For hall manager Janice Haynes, every Agricultural Fair has its stories. This year is no different.

Traditional midway full of fun and rides. — Maria Thibodeau

“There’s always a person I meet, a story I hear, and I just have to tell everyone. This year, well, take a look,” she said pointing to a quilt hanging from the rafters of the handsome reclaimed old barn that is Agricultural Hall.

A quilt by Joan Glodis depicting the seasons — snowy mountains, harvest pumpkins, flowers and greenery — had two ribbons, a blue one for first prize quilt and purple one for best in show.

“I believe this is the only best in show we gave to any adult this year,” Ms. Haynes said.

The centerpiece of the prize-winning quilt is a well known West Tisbury tree. “I carved my initials in that tree,” Mrs. Haynes said . . . It’s a special piece, this quilt.”

The hall was brimming with prize-winning vegetables, flower arrangements, eggs, cakes, pies and gleaming jams and jellies, all on display for the hundreds of fair-goers who streamed onto the grounds off Panhandle Road in West Tisbury for day two of the 158th annual fair.

In the junior natural resources and conservation category, a paper mache earth diorama by Stella Cowen highlighted global warming’s effect on the world’s oceans. The display won the June Cronig Kapell award, given by Tisbury Waterways Inc. (TWI) for the exhibit that shows the most dedication to conserving waterways.

Competitions included archery. — Maria Thibodeau

Outdoors in the main ring, the horse pull was a major draw just after lunchtime on Friday.

John Mancuso ran the contest, as he has been doing for 16 years.
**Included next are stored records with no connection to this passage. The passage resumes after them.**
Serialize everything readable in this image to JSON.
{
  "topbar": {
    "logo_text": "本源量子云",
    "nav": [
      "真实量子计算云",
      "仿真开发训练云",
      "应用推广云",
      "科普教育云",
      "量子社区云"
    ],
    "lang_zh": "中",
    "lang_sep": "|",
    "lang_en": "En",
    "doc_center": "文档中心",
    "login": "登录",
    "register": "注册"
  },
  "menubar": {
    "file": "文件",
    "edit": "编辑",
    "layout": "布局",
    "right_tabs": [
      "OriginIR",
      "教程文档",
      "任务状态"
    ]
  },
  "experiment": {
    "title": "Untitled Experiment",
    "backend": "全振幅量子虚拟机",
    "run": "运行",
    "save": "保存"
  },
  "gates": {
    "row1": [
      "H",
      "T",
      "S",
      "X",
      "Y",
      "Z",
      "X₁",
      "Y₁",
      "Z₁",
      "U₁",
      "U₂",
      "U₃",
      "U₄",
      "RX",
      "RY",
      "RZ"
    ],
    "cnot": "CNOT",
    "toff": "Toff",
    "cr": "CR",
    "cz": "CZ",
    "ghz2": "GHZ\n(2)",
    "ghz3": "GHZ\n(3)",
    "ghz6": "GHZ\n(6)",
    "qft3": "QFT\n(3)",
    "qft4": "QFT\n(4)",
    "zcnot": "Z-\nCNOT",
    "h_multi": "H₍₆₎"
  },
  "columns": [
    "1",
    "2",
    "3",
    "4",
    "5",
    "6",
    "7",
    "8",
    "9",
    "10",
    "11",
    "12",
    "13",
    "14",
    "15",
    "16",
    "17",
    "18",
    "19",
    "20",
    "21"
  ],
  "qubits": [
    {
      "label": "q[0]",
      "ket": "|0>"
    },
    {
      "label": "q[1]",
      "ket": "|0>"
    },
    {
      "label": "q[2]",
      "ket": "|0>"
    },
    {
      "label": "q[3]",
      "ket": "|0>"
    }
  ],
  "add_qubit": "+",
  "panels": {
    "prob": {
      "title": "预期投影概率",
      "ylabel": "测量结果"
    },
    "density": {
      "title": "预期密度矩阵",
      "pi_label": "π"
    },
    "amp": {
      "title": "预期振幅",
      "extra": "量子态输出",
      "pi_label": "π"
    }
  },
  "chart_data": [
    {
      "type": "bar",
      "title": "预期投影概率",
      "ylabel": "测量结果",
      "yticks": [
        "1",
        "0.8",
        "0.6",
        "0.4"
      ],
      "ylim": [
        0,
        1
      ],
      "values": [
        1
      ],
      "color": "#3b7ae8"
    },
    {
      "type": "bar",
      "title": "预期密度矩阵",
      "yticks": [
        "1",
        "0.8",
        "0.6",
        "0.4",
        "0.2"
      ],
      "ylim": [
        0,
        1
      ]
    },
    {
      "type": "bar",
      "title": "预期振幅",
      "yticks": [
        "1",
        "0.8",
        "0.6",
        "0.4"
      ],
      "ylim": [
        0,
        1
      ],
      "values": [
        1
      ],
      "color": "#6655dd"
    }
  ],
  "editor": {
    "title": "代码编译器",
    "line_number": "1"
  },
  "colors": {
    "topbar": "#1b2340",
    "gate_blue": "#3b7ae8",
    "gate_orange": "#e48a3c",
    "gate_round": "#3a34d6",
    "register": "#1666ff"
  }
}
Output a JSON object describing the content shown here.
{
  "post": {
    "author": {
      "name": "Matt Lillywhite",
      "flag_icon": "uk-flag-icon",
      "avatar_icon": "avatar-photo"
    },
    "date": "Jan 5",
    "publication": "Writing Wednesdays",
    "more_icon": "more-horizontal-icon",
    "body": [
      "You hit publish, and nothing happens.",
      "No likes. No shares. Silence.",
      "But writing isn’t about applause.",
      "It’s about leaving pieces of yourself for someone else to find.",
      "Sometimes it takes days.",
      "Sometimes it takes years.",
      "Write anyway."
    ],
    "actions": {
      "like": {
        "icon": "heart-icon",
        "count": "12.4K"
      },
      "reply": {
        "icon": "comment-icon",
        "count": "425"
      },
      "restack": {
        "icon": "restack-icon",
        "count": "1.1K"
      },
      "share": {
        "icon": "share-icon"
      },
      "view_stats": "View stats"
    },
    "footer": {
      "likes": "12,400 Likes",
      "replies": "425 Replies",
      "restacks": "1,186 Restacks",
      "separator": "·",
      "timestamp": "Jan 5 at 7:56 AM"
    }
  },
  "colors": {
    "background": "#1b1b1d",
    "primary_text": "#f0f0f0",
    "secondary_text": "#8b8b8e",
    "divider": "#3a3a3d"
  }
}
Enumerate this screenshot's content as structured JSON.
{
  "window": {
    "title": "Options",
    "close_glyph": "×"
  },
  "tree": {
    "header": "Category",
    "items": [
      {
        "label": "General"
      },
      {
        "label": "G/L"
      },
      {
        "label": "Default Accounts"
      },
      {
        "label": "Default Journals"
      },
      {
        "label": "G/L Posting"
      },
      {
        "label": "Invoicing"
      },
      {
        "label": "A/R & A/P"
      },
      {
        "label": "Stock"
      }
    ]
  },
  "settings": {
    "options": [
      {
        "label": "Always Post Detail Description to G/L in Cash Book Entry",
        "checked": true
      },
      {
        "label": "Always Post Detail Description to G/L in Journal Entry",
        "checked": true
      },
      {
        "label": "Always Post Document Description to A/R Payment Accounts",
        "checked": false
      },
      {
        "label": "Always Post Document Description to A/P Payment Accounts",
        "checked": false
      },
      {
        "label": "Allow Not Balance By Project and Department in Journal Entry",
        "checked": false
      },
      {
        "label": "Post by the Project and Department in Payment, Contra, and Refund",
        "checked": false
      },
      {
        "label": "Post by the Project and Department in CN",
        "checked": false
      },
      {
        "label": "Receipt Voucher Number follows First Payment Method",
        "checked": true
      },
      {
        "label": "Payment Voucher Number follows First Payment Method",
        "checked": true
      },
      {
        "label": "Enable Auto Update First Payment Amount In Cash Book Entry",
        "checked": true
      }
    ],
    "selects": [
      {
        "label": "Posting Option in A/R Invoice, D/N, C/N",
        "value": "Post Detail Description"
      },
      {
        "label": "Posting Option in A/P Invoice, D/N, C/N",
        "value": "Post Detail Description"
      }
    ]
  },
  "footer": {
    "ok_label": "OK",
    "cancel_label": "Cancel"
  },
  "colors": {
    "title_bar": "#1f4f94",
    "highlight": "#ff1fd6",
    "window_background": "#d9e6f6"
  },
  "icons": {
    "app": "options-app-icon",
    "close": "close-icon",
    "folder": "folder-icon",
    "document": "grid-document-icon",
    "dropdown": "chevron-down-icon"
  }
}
There were two stages: one with teams of horses pulling less than 3,300 pounds, and a second stage for higher weights.

“The free-for-all category, I mean we’ve had years where horses have pulled over 10,000 pounds. We ran out of weight,” Mr. Mancuso said.

Draft horse enthusiast Valerie Fitzgerald had traveled from North Stonington Conn.

“My fiancé and his brother have the horses, they’ve got Rex, Sammy and Jay. They’ve mixed up the teams today so we’ll see what happens. Wait until you see the next class, they get a lot bigger,” she said.

“Way bigger,” Mr. Mancuso agreed

Under Island Grown Initiative’s waste station tent Ethan Knight a fourth grader at the Martha’s Vineyard Public Charter School, and Aiden Christiansen, a fifth grader at the Oak Bluffs School, and Anna Edey of Vineyard Haven answered questions and sorted items for composting, the landfill and recycling. All three wore rubber gloves.

The fair is a zero-waste event.

“I am very impressed by these two boys. They know so much, and they are so kind and courteous” Ms. Edey said.

Ethan said he would be back on Sunday, the last day of the fair.

“We weren’t really friends before. I think we are now. I’ll see them later,” he said.

The fair runs through Sunday. Grounds open at 10 a.m. today and at 9:30 a.m. tomorrow. Saturday events include the popular woodsmen’s contest (11 a.m.), clam and oyster shucking contest (4 p.m.) and music in the evening.

More pictures.